### THE TASK
All of the data needs to be reproduced with no alterations.
────
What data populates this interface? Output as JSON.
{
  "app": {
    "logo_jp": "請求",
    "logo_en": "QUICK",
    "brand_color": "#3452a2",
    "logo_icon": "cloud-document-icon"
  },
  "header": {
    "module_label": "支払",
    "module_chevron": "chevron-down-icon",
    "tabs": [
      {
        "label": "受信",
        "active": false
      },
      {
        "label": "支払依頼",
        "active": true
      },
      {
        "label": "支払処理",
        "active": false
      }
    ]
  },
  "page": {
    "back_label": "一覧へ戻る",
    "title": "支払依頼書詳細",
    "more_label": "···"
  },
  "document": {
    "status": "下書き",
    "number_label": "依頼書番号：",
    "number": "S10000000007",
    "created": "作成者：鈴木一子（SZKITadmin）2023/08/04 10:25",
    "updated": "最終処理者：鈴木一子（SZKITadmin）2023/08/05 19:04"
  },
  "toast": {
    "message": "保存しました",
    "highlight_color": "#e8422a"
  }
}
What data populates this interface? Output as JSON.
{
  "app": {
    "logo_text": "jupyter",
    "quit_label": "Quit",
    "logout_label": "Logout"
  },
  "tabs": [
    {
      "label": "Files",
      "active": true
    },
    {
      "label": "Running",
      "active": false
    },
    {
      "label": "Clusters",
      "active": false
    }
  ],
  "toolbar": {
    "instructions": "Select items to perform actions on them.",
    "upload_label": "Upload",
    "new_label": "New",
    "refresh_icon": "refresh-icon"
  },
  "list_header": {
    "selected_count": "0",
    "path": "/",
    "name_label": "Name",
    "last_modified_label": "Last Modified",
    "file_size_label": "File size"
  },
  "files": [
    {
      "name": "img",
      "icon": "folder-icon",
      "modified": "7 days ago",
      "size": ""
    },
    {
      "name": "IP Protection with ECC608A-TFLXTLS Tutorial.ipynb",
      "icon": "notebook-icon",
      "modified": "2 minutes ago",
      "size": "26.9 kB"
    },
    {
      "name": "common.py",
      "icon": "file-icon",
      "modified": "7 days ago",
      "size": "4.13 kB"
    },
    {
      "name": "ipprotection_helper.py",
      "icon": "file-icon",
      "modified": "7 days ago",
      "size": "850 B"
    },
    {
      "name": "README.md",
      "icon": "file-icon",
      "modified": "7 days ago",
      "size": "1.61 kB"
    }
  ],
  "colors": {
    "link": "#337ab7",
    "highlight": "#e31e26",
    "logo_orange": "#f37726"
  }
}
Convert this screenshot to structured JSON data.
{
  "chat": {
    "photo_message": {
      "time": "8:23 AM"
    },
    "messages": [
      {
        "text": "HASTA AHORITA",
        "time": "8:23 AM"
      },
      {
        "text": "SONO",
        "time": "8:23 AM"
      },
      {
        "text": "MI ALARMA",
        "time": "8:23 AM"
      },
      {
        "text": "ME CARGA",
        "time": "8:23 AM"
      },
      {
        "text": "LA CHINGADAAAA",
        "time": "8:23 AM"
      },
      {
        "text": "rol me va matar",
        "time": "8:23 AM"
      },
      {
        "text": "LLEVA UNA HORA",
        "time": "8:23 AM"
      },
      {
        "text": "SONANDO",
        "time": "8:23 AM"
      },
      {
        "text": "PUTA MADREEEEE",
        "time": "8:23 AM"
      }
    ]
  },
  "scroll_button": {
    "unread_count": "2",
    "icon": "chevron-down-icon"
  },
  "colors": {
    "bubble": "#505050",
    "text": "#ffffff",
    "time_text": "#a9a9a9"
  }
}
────
### ANSWER
What data populates this interface? Output as JSON.
{
  "app": {
    "logo_jp": "請求",
    "logo_en": "QUICK",
    "brand_color": "#3452a2",
    "logo_icon": "cloud-document-icon"
  },
  "header": {
    "module_label": "支払",
    "module_chevron": "chevron-down-icon",
    "tabs": [
      {
        "label": "受信",
        "active": false
      },
      {
        "label": "支払依頼",
        "active": true
      },
      {
        "label": "支払処理",
        "active": false
      }
    ]
  },
  "page": {
    "back_label": "一覧へ戻る",
    "title": "支払依頼書詳細",
    "more_label": "···"
  },
  "document": {
    "status": "下書き",
    "number_label": "依頼書番号：",
    "number": "S10000000007",
    "created": "作成者：鈴木一子（SZKITadmin）2023/08/04 10:25",
    "updated": "最終処理者：鈴木一子（SZKITadmin）2023/08/05 19:04"
  },
  "toast": {
    "message": "保存しました",
    "highlight_color": "#e8422a"
  }
}
What data populates this interface? Output as JSON.
{
  "app": {
    "logo_text": "jupyter",
    "quit_label": "Quit",
    "logout_label": "Logout"
  },
  "tabs": [
    {
      "label": "Files",
      "active": true
    },
    {
      "label": "Running",
      "active": false
    },
    {
      "label": "Clusters",
      "active": false
    }
  ],
  "toolbar": {
    "instructions": "Select items to perform actions on them.",
    "upload_label": "Upload",
    "new_label": "New",
    "refresh_icon": "refresh-icon"
  },
  "list_header": {
    "selected_count": "0",
    "path": "/",
    "name_label": "Name",
    "last_modified_label": "Last Modified",
    "file_size_label": "File size"
  },
  "files": [
    {
      "name": "img",
      "icon": "folder-icon",
      "modified": "7 days ago",
      "size": ""
    },
    {
      "name": "IP Protection with ECC608A-TFLXTLS Tutorial.ipynb",
      "icon": "notebook-icon",
      "modified": "2 minutes ago",
      "size": "26.9 kB"
    },
    {
      "name": "common.py",
      "icon": "file-icon",
      "modified": "7 days ago",
      "size": "4.13 kB"
    },
    {
      "name": "ipprotection_helper.py",
      "icon": "file-icon",
      "modified": "7 days ago",
      "size": "850 B"
    },
    {
      "name": "README.md",
      "icon": "file-icon",
      "modified": "7 days ago",
      "size": "1.61 kB"
    }
  ],
  "colors": {
    "link": "#337ab7",
    "highlight": "#e31e26",
    "logo_orange": "#f37726"
  }
}
Convert this screenshot to structured JSON data.
{
  "chat": {
    "photo_message": {
      "time": "8:23 AM"
    },
    "messages": [
      {
        "text": "HASTA AHORITA",
        "time": "8:23 AM"
      },
      {
        "text": "SONO",
        "time": "8:23 AM"
      },
      {
        "text": "MI ALARMA",
        "time": "8:23 AM"
      },
      {
        "text": "ME CARGA",
        "time": "8:23 AM"
      },
      {
        "text": "LA CHINGADAAAA",
        "time": "8:23 AM"
      },
      {
        "text": "rol me va matar",
        "time": "8:23 AM"
      },
      {
        "text": "LLEVA UNA HORA",
        "time": "8:23 AM"
      },
      {
        "text": "SONANDO",
        "time": "8:23 AM"
      },
      {
        "text": "PUTA MADREEEEE",
        "time": "8:23 AM"
      }
    ]
  },
  "scroll_button": {
    "unread_count": "2",
    "icon": "chevron-down-icon"
  },
  "colors": {
    "bubble": "#505050",
    "text": "#ffffff",
    "time_text": "#a9a9a9"
  }
}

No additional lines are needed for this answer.